She finds — Herself,
brings broken beauty

now to life.

Genealogy Do-Over: Week 1

A new year is the perfect time for a Genealogy Do-over! Many of us were genealogy addicts long before we had learned anything of the process, the resources, the citing of sources, etc. A do-over allows us the chance to go back, to start from scratch and implement some of those techniques and habits that (we think) would make our research more effective.  So let’s get to it. I invite you to join me (and countless other genealogists and bloggers) on this incredibly exciting and frightening 13-week journey. Be sure to follow Thomas MacEntee over at geneabloggers so you know what we are focusing on each week.

Week One Goals:

1) Setting Previous Research Aside

I’m pretty sure I can do this. One of my primary reasons for embarking on this adventure is my frustration with my previous research! After losing my digital copies of all the records I have (thank goodness for hard copies!), I thought this was an excellent time to start over. This do-over is quite timely for me. My folders and binders aren’t exactly inaccessible, but I don’t feel any particular draw to them at present.

2) Preparing to Research

As I think is true of many of us, my research habits have been sort of…seat of the pants. I research when I have time, when I have energy, when I have an inkling, or when someone asks me a question I cannot answer. This, sadly, does not work. It makes my research lack the uniformity I desire.
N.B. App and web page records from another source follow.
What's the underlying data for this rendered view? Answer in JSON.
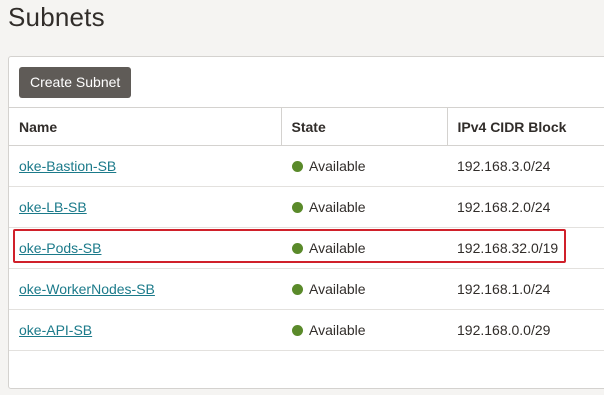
{
  "page": {
    "title": "Subnets"
  },
  "toolbar": {
    "create_label": "Create Subnet"
  },
  "table": {
    "columns": [
      "Name",
      "State",
      "IPv4 CIDR Block"
    ],
    "rows": [
      {
        "name": "oke-Bastion-SB",
        "state": "Available",
        "cidr": "192.168.3.0/24"
      },
      {
        "name": "oke-LB-SB",
        "state": "Available",
        "cidr": "192.168.2.0/24"
      },
      {
        "name": "oke-Pods-SB",
        "state": "Available",
        "cidr": "192.168.32.0/19"
      },
      {
        "name": "oke-WorkerNodes-SB",
        "state": "Available",
        "cidr": "192.168.1.0/24"
      },
      {
        "name": "oke-API-SB",
        "state": "Available",
        "cidr": "192.168.0.0/29"
      }
    ]
  },
  "colors": {
    "link": "#1b7a8a",
    "status_available": "#5a8a2a",
    "highlight": "#d0202a",
    "button": "#5f5b57"
  },
  "icons": {
    "state": "status-dot-icon"
  }
}
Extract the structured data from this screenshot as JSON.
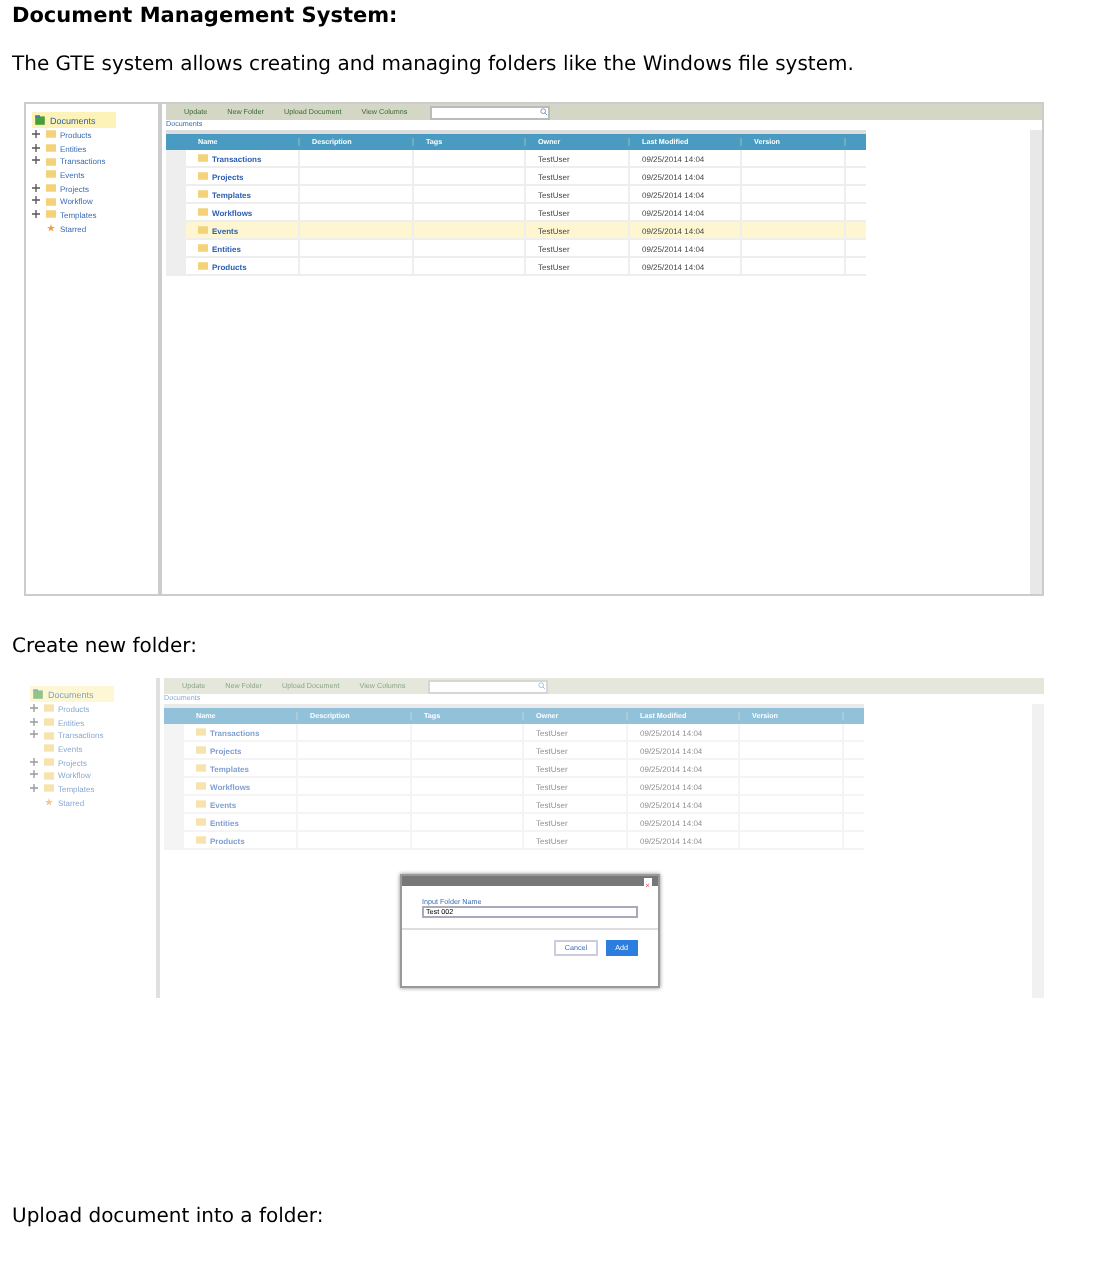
{
  "title": "Document Management System:",
  "intro": "The GTE system allows creating and managing folders like the Windows file system.",
  "sections": [
    {
      "screen": {
        "dimmed": false,
        "root": "Documents",
        "tree": [
          {
            "label": "Products",
            "kind": "folder",
            "expandable": true
          },
          {
            "label": "Entities",
            "kind": "folder",
            "expandable": true
          },
          {
            "label": "Transactions",
            "kind": "folder",
            "expandable": true
          },
          {
            "label": "Events",
            "kind": "folder",
            "expandable": false
          },
          {
            "label": "Projects",
            "kind": "folder",
            "expandable": true
          },
          {
            "label": "Workflow",
            "kind": "folder",
            "expandable": true
          },
          {
            "label": "Templates",
            "kind": "folder",
            "expandable": true
          },
          {
            "label": "Starred",
            "kind": "starred",
            "expandable": false
          }
        ],
        "toolbar": [
          "Update",
          "New Folder",
          "Upload Document",
          "View Columns"
        ],
        "breadcrumb": "Documents",
        "columns": [
          "Name",
          "Description",
          "Tags",
          "Owner",
          "Last Modified",
          "Version"
        ],
        "rows": [
          {
            "name": "Transactions",
            "owner": "TestUser",
            "modified": "09/25/2014 14:04",
            "selected": false
          },
          {
            "name": "Projects",
            "owner": "TestUser",
            "modified": "09/25/2014 14:04",
            "selected": false
          },
          {
            "name": "Templates",
            "owner": "TestUser",
            "modified": "09/25/2014 14:04",
            "selected": false
          },
          {
            "name": "Workflows",
            "owner": "TestUser",
            "modified": "09/25/2014 14:04",
            "selected": false
          },
          {
            "name": "Events",
            "owner": "TestUser",
            "modified": "09/25/2014 14:04",
            "selected": true
          },
          {
            "name": "Entities",
            "owner": "TestUser",
            "modified": "09/25/2014 14:04",
            "selected": false
          },
          {
            "name": "Products",
            "owner": "TestUser",
            "modified": "09/25/2014 14:04",
            "selected": false
          }
        ]
      }
    },
    {
      "caption": "Create new folder:",
      "screen": {
        "dimmed": true,
        "root": "Documents",
        "tree": [
          {
            "label": "Products",
            "kind": "folder",
            "expandable": true
          },
          {
            "label": "Entities",
            "kind": "folder",
            "expandable": true
          },
          {
            "label": "Transactions",
            "kind": "folder",
            "expandable": true
          },
          {
            "label": "Events",
            "kind": "folder",
            "expandable": false
          },
          {
            "label": "Projects",
            "kind": "folder",
            "expandable": true
          },
          {
            "label": "Workflow",
            "kind": "folder",
            "expandable": true
          },
          {
            "label": "Templates",
            "kind": "folder",
            "expandable": true
          },
          {
            "label": "Starred",
            "kind": "starred",
            "expandable": false
          }
        ],
        "toolbar": [
          "Update",
          "New Folder",
          "Upload Document",
          "View Columns"
        ],
        "breadcrumb": "Documents",
        "columns": [
          "Name",
          "Description",
          "Tags",
          "Owner",
          "Last Modified",
          "Version"
        ],
        "rows": [
          {
            "name": "Transactions",
            "owner": "TestUser",
            "modified": "09/25/2014 14:04",
            "selected": false
          },
          {
            "name": "Projects",
            "owner": "TestUser",
            "modified": "09/25/2014 14:04",
            "selected": false
          },
          {
            "name": "Templates",
            "owner": "TestUser",
            "modified": "09/25/2014 14:04",
            "selected": false
          },
          {
            "name": "Workflows",
            "owner": "TestUser",
            "modified": "09/25/2014 14:04",
            "selected": false
          },
          {
            "name": "Events",
            "owner": "TestUser",
            "modified": "09/25/2014 14:04",
            "selected": false
          },
          {
            "name": "Entities",
            "owner": "TestUser",
            "modified": "09/25/2014 14:04",
            "selected": false
          },
          {
            "name": "Products",
            "owner": "TestUser",
            "modified": "09/25/2014 14:04",
            "selected": false
          }
        ],
        "dialog": {
          "label": "Input Folder Name",
          "value": "Test 002",
          "close": "×",
          "buttons": [
            {
              "label": "Cancel",
              "kind": "secondary"
            },
            {
              "label": "Add",
              "kind": "primary"
            }
          ]
        }
      }
    }
  ],
  "footer": "Upload document into a folder:"
}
One of my biggest problems is that I’m not organized about my research.

In other crafts/hobbies/pastimes/obsessions, I tend to gather the materials at the beginning of a project and keep them together until I’m finished. I confess, I have not been so diligent about this with genealogy research. My goal here is to gather the items I know I will need, and keep them together in a tote bag so I know exactly where they are at all times (and so I don’t have to hunt for them every time I want to work on research). Thomas encourages us to “make a list of items that you must have available when you are researching.” These are the items I will keep in my tote bag!

  • A new genealogy research notebook (because who doesn’t need a new notebook?);
  • My genealogy flash drive;
  • A folder with blank forms (pedigree, individual & family group record, research log, correspondence log, and source log);
  • A folder for forms-in-process;
  • My trusty BIC (because no other pen will do);
  • A copy of my research goals, as listed below.

3) Establishing Base Practices and Guidelines

Here, we are challenged to list five most important tenets by which we will research. This is difficult, because researching often becomes so exciting or frustrating that we forego all form. Perhaps all the more reason to commit to a process! Here’s what I’ve come up with:

  • Begin an end with a “to do” list;
  • Cite and log all sources;
  • “Track all work, even dead ends, negative evidence and non-productive searches;” (thank you, Thomas!–what a great reminder!)
  • Stick to a twice-weekly schedule: Tuesdays for research, Fridays for processing and preparing;
  • Name and date all work.

There it is! There’s my Week 1 of the Genealogy Do-Over. I’m super excited about next week! Can I hold out until then? Sure…I suppose I can spend some time preparing my bag and locking away my old records… :)

Good luck! And let me know if you’re in!

Pax Christi,

Sarah